November's job numbers were reasonably good -- 178,000 new jobs were created and the unemployment rate dropped to 4.6 percent.
As usual, the main story by Susan Jones emphasized the labor force participation rate, which is not a reliable measure of unemployment. She didn't report the number of jobs created until the 10th paragraph, and she waited until near the end of the article to allude to why focusing on the labor force participation rate is meaningless: much of it is made up of students and the retired, who are not looking for jobs.
But CNS also churned out four more articles to downplay the good news:
Michael W. Chapman wrote about the high black unemployment rate, yet again failing to put the number into context -- black unemployment has always been double that of white unemployment.
Chapman also touted what he called was "real unemployment rate ," a factual misnomer since that particular number counts people are employed part-time but seeking full-time work.
Jones wrote an article about how "The economy lost 4,000 manufacturing jobs between October and November," but she ignores CNS' own research showing that manufacturing jobs have been on a steady overall decline for about 30 years.
Chapman tossed out one last bit of cherry-picking with an article claiming that "the number of American workers unemployed for 15 weeks or more was 2,933,000." But Chapman omits the fact that this is the first time sinceJune 2008 that this number has been below 3 million, and that the number is one-third of that in April 2010, at the height of the recession. But that would have been good news, and Chapman doesn't want to report any of that while Obama is president.
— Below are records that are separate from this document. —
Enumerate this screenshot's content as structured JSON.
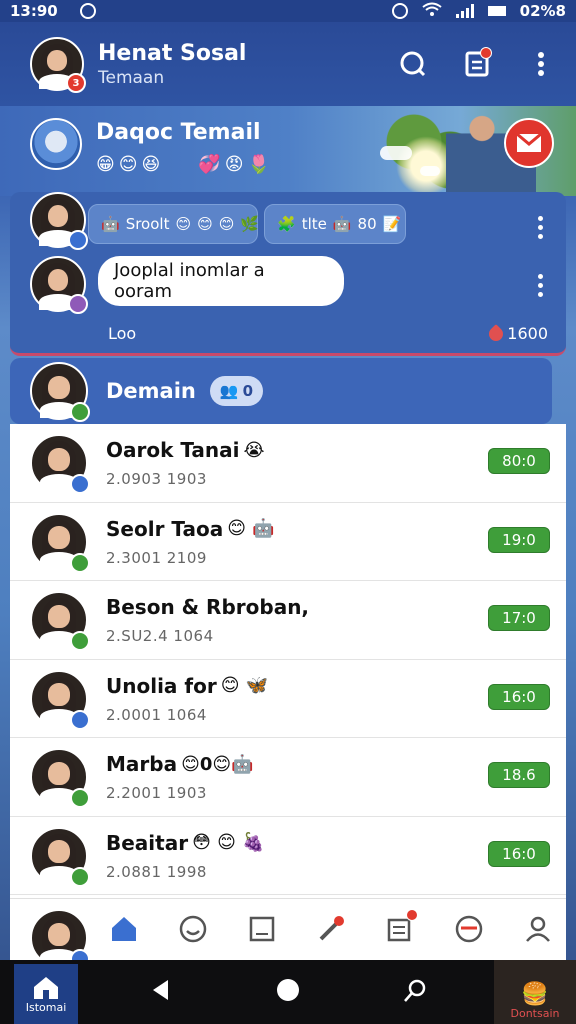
{
  "status_bar": {
    "time": "13:90",
    "battery": "02%8"
  },
  "header": {
    "title": "Henat Sosal",
    "subtitle": "Temaan"
  },
  "banner": {
    "title": "Daqoc Temail",
    "emojis": [
      "😁",
      "😊",
      "😆",
      "💞",
      "😡",
      "🌷"
    ]
  },
  "chat_card": {
    "chip1": {
      "label": "Sroolt",
      "emojis": [
        "😊",
        "😊",
        "😊",
        "🌿"
      ]
    },
    "chip2": {
      "label": "tlte",
      "emojis": [
        "🤖"
      ],
      "count": "80"
    },
    "message": "Jooplal inomlar a ooram",
    "foot_left": "Loo",
    "foot_right": "1600"
  },
  "group": {
    "title": "Demain",
    "pill_count": "0"
  },
  "contacts": [
    {
      "name": "Oarok Tanai",
      "emoji": "😭",
      "sub": "2.0903   1903",
      "time": "80:0",
      "badge": "blue"
    },
    {
      "name": "Seolr Taoa",
      "emoji": "😊 🤖",
      "sub": "2.3001   2109",
      "time": "19:0",
      "badge": "green"
    },
    {
      "name": "Beson & Rbroban,",
      "emoji": "",
      "sub": "2.SU2.4   1064",
      "time": "17:0",
      "badge": "green"
    },
    {
      "name": "Unolia for",
      "emoji": "😊 🦋",
      "sub": "2.0001   1064",
      "time": "16:0",
      "badge": "blue"
    },
    {
      "name": "Marba",
      "emoji": "😊0😊🤖",
      "sub": "2.2001   1903",
      "time": "18.6",
      "badge": "green"
    },
    {
      "name": "Beaitar",
      "emoji": "😳 😊 🍇",
      "sub": "2.0881   1998",
      "time": "16:0",
      "badge": "green"
    }
  ],
  "bottom_nav": {
    "items": [
      "home-icon",
      "smile-icon",
      "tablet-icon",
      "pen-icon",
      "notes-icon",
      "mask-icon",
      "profile-icon"
    ]
  },
  "sys_nav": {
    "left_label": "Istomai",
    "right_label": "Dontsain"
  },
  "colors": {
    "primary": "#2f54a3",
    "accent_green": "#3f9e3a",
    "accent_red": "#e23a2e"
  }
}
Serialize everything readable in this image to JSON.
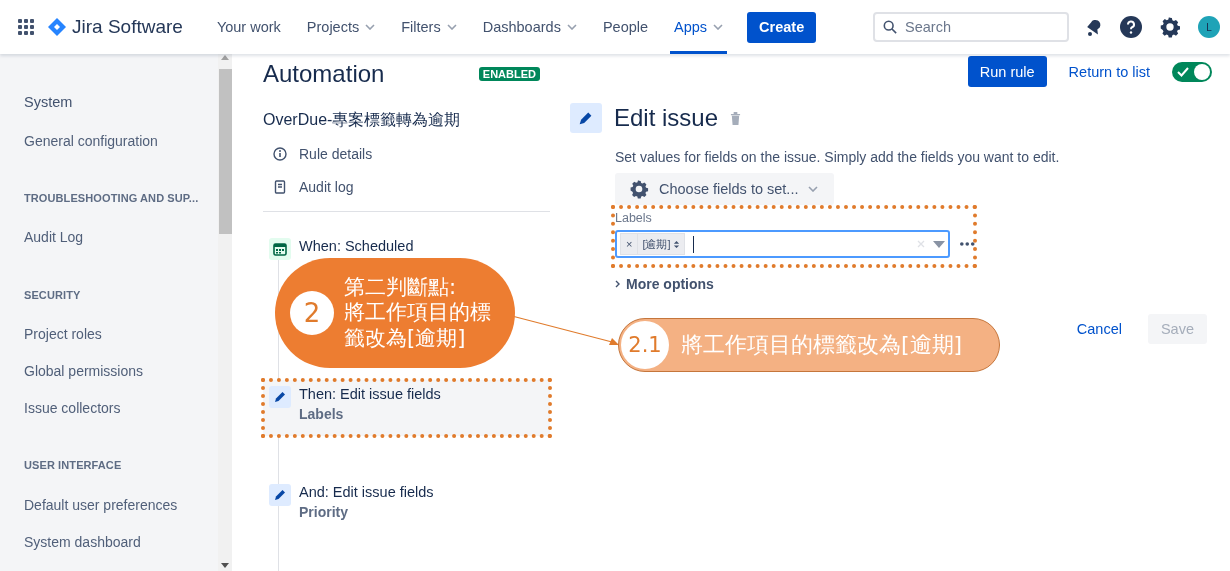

Mesnwhile, the Media Research Center at large is apparently getting into the distrction business as well. A Dec. 2 post by Sam Dorman highlights how Fox Business' Stuart Varney called the numbers "weak" and how his Fox Business colleague Ashley Webster criticized the weakness of the Obama recovery, arguing that the country was seven years into a recovery and the labor force participation rate continued its decline."Dorman then cited the CNS article touting the high labor force participation rate -- but not that baby-boomer retirees are helping to drive up that number.